Unfortunately exploitation finds its way into not only food and clothing, but also in other items that we buy and use in our lives. Examples include cosmetics, cleaning products, electronics, and even tires. It truly is sad that we as a society have let industrialization take over our morality, and it can get quite depressing once you realize how deep the problems run. Before you start crying, however, remember that you cannot nor will ever be perfect, and shouldn’t beat yourself over it. Perfection is a subjective term, so by definition no one is perfect. What matters is that you always act to the best of your ability to cause the minimum amount of harm to your fellow earthlings. You're not alone in your realizations, and there are ways to live consciously in a consumerist society.

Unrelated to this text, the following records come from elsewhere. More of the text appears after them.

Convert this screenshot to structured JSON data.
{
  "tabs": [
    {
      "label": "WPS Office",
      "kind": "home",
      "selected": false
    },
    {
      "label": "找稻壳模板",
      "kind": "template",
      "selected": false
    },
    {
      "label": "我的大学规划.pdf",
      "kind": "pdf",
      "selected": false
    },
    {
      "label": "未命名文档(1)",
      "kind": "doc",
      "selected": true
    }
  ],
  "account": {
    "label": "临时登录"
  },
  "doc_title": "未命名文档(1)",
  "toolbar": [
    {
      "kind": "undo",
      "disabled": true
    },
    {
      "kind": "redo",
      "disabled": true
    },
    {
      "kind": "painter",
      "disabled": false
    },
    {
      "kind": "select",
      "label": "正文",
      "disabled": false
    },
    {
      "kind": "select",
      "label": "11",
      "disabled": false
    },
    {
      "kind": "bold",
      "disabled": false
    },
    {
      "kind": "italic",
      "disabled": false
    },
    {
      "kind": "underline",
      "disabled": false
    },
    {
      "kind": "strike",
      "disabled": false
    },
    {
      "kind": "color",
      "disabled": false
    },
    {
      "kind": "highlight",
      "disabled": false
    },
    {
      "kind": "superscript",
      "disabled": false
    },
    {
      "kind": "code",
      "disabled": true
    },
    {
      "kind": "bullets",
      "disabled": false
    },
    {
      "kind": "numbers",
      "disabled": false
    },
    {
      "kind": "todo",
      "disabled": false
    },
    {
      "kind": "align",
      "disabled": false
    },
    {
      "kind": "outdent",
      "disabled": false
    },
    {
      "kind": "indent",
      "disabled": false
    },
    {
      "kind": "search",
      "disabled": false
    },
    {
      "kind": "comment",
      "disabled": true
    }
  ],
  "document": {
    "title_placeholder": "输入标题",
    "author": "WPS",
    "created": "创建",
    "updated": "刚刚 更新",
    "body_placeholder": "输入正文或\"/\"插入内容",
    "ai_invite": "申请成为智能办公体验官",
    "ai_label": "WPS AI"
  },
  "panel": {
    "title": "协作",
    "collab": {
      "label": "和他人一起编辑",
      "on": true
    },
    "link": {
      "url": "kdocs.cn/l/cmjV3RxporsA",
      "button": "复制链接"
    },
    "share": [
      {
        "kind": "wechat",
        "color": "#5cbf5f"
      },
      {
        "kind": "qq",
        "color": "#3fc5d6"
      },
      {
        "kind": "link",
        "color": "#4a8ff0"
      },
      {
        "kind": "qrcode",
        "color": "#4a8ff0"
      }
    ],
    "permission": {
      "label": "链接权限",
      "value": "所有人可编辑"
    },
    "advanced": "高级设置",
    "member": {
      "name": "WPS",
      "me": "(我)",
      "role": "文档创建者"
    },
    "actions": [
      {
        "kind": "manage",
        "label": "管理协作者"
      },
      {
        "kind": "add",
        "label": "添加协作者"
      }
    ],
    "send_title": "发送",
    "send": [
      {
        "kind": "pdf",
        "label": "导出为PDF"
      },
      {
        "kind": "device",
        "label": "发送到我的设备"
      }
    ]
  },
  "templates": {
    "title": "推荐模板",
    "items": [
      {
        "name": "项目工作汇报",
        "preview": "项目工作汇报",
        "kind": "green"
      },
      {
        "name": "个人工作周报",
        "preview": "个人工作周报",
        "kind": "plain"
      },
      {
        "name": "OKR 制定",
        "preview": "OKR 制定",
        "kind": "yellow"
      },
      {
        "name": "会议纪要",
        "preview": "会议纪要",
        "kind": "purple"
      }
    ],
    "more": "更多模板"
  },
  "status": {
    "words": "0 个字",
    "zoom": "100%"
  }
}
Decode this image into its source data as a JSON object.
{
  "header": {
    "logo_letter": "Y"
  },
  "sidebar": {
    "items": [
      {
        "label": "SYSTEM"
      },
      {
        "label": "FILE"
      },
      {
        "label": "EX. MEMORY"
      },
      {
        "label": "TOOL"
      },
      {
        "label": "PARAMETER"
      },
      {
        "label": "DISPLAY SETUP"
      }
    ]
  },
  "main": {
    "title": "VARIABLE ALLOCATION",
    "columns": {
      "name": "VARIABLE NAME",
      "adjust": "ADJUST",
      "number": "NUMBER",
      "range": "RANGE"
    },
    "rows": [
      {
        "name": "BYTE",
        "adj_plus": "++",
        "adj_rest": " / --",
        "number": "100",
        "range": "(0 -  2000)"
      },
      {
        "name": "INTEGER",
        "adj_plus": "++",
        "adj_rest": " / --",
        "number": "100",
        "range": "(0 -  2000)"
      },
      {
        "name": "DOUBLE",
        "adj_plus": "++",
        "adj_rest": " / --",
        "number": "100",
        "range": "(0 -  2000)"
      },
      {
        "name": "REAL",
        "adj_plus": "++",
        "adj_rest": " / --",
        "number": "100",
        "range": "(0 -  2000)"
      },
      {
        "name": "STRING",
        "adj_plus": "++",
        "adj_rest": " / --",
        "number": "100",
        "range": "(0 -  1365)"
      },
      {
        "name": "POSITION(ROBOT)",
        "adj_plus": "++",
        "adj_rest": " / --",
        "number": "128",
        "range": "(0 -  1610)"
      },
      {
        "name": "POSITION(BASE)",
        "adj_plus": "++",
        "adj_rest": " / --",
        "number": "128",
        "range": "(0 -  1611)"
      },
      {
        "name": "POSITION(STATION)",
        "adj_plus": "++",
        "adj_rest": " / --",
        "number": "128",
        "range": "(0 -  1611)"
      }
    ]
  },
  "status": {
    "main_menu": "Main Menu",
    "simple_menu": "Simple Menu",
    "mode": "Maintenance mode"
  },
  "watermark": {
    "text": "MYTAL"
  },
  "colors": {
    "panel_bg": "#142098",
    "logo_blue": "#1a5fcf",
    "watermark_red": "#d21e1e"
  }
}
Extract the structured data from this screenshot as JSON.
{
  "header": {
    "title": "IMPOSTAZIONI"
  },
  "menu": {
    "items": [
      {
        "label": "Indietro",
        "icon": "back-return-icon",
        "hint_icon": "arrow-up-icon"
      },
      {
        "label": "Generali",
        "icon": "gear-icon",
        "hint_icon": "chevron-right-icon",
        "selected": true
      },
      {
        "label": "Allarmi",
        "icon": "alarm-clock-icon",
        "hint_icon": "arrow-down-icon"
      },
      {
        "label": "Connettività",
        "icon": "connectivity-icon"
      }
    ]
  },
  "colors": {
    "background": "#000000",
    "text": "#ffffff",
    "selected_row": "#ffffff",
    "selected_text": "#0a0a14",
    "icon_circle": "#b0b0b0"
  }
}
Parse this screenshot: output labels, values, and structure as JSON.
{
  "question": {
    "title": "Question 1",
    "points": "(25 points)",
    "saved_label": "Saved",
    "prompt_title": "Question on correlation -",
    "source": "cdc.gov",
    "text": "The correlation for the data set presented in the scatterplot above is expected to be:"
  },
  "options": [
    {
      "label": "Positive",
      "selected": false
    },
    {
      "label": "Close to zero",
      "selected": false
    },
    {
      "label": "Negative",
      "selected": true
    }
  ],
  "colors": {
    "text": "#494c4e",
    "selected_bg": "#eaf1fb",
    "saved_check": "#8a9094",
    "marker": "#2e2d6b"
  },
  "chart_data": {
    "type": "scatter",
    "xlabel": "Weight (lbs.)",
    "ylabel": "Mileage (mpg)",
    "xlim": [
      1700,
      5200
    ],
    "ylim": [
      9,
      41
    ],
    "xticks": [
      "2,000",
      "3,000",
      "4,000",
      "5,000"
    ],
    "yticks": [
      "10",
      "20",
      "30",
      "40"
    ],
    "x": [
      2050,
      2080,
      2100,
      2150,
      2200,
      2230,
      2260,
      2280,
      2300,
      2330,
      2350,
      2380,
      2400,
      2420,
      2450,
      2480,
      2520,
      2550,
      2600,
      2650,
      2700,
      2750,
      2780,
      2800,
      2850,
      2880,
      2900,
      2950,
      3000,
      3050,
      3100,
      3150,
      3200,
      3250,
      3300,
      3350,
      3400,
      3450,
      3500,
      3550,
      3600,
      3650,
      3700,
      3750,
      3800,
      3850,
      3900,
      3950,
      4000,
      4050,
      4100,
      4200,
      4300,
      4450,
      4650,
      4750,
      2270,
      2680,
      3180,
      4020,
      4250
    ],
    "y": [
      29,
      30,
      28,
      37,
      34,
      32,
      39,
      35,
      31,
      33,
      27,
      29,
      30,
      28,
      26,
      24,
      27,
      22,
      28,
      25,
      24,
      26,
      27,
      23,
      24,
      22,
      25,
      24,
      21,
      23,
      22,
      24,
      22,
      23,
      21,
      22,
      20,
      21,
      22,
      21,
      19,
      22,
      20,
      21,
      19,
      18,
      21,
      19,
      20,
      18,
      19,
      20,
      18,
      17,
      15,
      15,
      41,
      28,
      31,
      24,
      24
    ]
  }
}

Luckily, there are organizations that have stepped up and evaluated products based on how their manufacturing affects both human and non-human animals. Their databases overlap with food and clothing, but we’ve listed them here as general guides to ingredients and products. Leaping Bunny provides shopping guides to cosmetics, personal care and household products, focusing on whether they include animal ingredients or were tested on animals. They run a certification program, so that companies that abide by cruelty-free manufacturing standards can feature their logo on their packaging, making it easier for us consumers to discern between products. Fair Trade USA now certifies home goods and textile manufacturers in addition to food producers. When we think of sweatshops, we typically think of apparel, but fabrics are used elsewhere as well, for items such as bed sheets, towels or drapes.